To Colonel Lewis Nicola
Camp Pennybackers Mill [Pa.] 29th Sepr 1777.
I am favd with yours of the 25th instant from Fort Mifflin.1 Before this reaches you Lt Colo. Smith will have thrown himself into the Fort with two hundred Continental Troops which are all that I could possibly spare. I very much approve of your calling upon Govr Livingston for a Reinforcement of Jersey Militia and I think you had better call in the few Men that are at Billingsport and if there are any Stores there remove them to Fort Mifflin.
By this opportunity I transmit Comodore Hazlewood and Capt. Alexander letters from Congress, desiring them to give every Assistance towards the defence of the Fort and Obstructions in the River; and I inclose you Copy of the General orders of this day by which you will see how successful our Arms have been to the Northward.2 I hope we shall not in the End fall short of them.
Capt. Treat mentions that there is no quantity of Musket Cartridges in the Garrison, you should therefore immediately procure loose powder from the Ships, if you have none in the Magazine, and set the Men to making up. I put great dependance upon you a⟨nd⟩ all your Officers exerting yourselves in the defence of a post of so much consequence. You must be sensible that Genl Howe can neither support his Army in Philada if3 he is cut off from a comm⟨u⟩nication with his ships,4 neither can he make good a Retreat should any accident befall him. I am Sir with Wishes for yo⟨ur⟩ Success Yr most obt Sevt.
Df, in Tench Tilghman’s writing, DLC:GW; Varick transcript, DLC:GW.
1. This letter has not been found.
3. At this place on the draft manuscript, Tilghman wrote and then struck out the phrase: “his water communication is cut off by you below, and.”

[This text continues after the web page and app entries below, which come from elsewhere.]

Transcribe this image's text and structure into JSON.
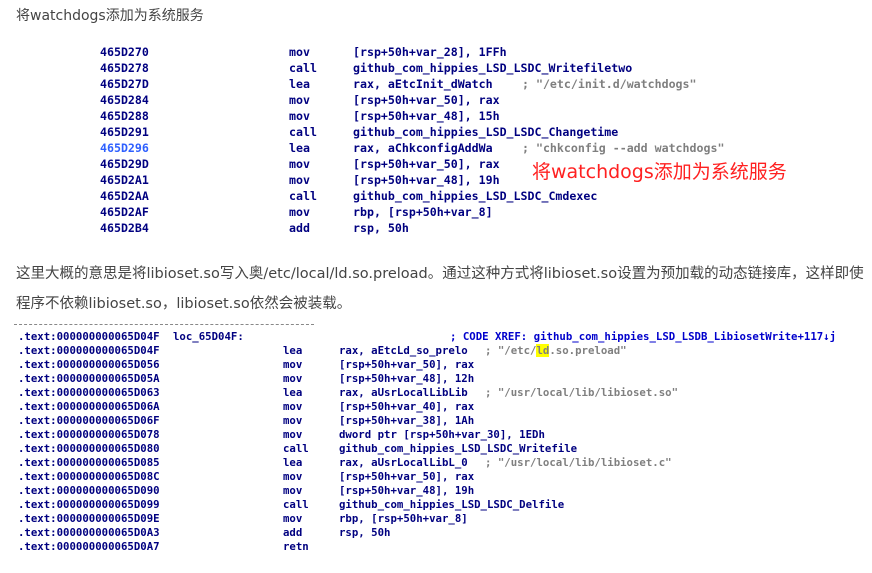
{
  "heading": "将watchdogs添加为系统服务",
  "overlay_note": "将watchdogs添加为系统服务",
  "paragraph": "这里大概的意思是将libioset.so写入奥/etc/local/ld.so.preload。通过这种方式将libioset.so设置为预加载的动态链接库，这样即使程序不依赖libioset.so，libioset.so依然会被装载。",
  "asm_block_1": [
    {
      "addr": "465D270",
      "op": "mov",
      "arg": "[rsp+50h+var_28], 1FFh",
      "cmt": ""
    },
    {
      "addr": "465D278",
      "op": "call",
      "arg": "github_com_hippies_LSD_LSDC_Writefiletwo",
      "cmt": ""
    },
    {
      "addr": "465D27D",
      "op": "lea",
      "arg": "rax, aEtcInit_dWatch",
      "cmt": "; \"/etc/init.d/watchdogs\""
    },
    {
      "addr": "465D284",
      "op": "mov",
      "arg": "[rsp+50h+var_50], rax",
      "cmt": ""
    },
    {
      "addr": "465D288",
      "op": "mov",
      "arg": "[rsp+50h+var_48], 15h",
      "cmt": ""
    },
    {
      "addr": "465D291",
      "op": "call",
      "arg": "github_com_hippies_LSD_LSDC_Changetime",
      "cmt": ""
    },
    {
      "addr": "465D296",
      "op": "lea",
      "arg": "rax, aChkconfigAddWa",
      "cmt": "; \"chkconfig --add watchdogs\""
    },
    {
      "addr": "465D29D",
      "op": "mov",
      "arg": "[rsp+50h+var_50], rax",
      "cmt": ""
    },
    {
      "addr": "465D2A1",
      "op": "mov",
      "arg": "[rsp+50h+var_48], 19h",
      "cmt": ""
    },
    {
      "addr": "465D2AA",
      "op": "call",
      "arg": "github_com_hippies_LSD_LSDC_Cmdexec",
      "cmt": ""
    },
    {
      "addr": "465D2AF",
      "op": "mov",
      "arg": "rbp, [rsp+50h+var_8]",
      "cmt": ""
    },
    {
      "addr": "465D2B4",
      "op": "add",
      "arg": "rsp, 50h",
      "cmt": ""
    }
  ],
  "asm_block_2_header": {
    "sec": ".text:000000000065D04F",
    "label": "loc_65D04F:",
    "xref": "; CODE XREF: github_com_hippies_LSD_LSDB_LibiosetWrite+117↓j"
  },
  "asm_block_2": [
    {
      "sec": ".text:000000000065D04F",
      "op": "lea",
      "arg": "rax, aEtcLd_so_prelo",
      "cmt_pre": "; \"/etc/",
      "cmt_hl": "ld",
      "cmt_post": ".so.preload\""
    },
    {
      "sec": ".text:000000000065D056",
      "op": "mov",
      "arg": "[rsp+50h+var_50], rax"
    },
    {
      "sec": ".text:000000000065D05A",
      "op": "mov",
      "arg": "[rsp+50h+var_48], 12h"
    },
    {
      "sec": ".text:000000000065D063",
      "op": "lea",
      "arg": "rax, aUsrLocalLibLib",
      "cmt_pre": "; \"/usr/local/lib/libioset.so\""
    },
    {
      "sec": ".text:000000000065D06A",
      "op": "mov",
      "arg": "[rsp+50h+var_40], rax"
    },
    {
      "sec": ".text:000000000065D06F",
      "op": "mov",
      "arg": "[rsp+50h+var_38], 1Ah"
    },
    {
      "sec": ".text:000000000065D078",
      "op": "mov",
      "arg": "dword ptr [rsp+50h+var_30], 1EDh"
    },
    {
      "sec": ".text:000000000065D080",
      "op": "call",
      "arg": "github_com_hippies_LSD_LSDC_Writefile"
    },
    {
      "sec": ".text:000000000065D085",
      "op": "lea",
      "arg": "rax, aUsrLocalLibL_0",
      "cmt_pre": "; \"/usr/local/lib/libioset.c\""
    },
    {
      "sec": ".text:000000000065D08C",
      "op": "mov",
      "arg": "[rsp+50h+var_50], rax"
    },
    {
      "sec": ".text:000000000065D090",
      "op": "mov",
      "arg": "[rsp+50h+var_48], 19h"
    },
    {
      "sec": ".text:000000000065D099",
      "op": "call",
      "arg": "github_com_hippies_LSD_LSDC_Delfile"
    },
    {
      "sec": ".text:000000000065D09E",
      "op": "mov",
      "arg": "rbp, [rsp+50h+var_8]"
    },
    {
      "sec": ".text:000000000065D0A3",
      "op": "add",
      "arg": "rsp, 50h"
    },
    {
      "sec": ".text:000000000065D0A7",
      "op": "retn",
      "arg": ""
    }
  ],
  "colors": {
    "asm_text": "#000080",
    "asm_comment": "#7f7f7f",
    "overlay_red": "#ff2020",
    "highlight_yellow": "#ffff00",
    "body_text": "#444444"
  }
}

4. At this place on the draft manuscript, Tilghman wrote and then struck out the phrase: “he can get nothing from land while our Army is upon his Rear.”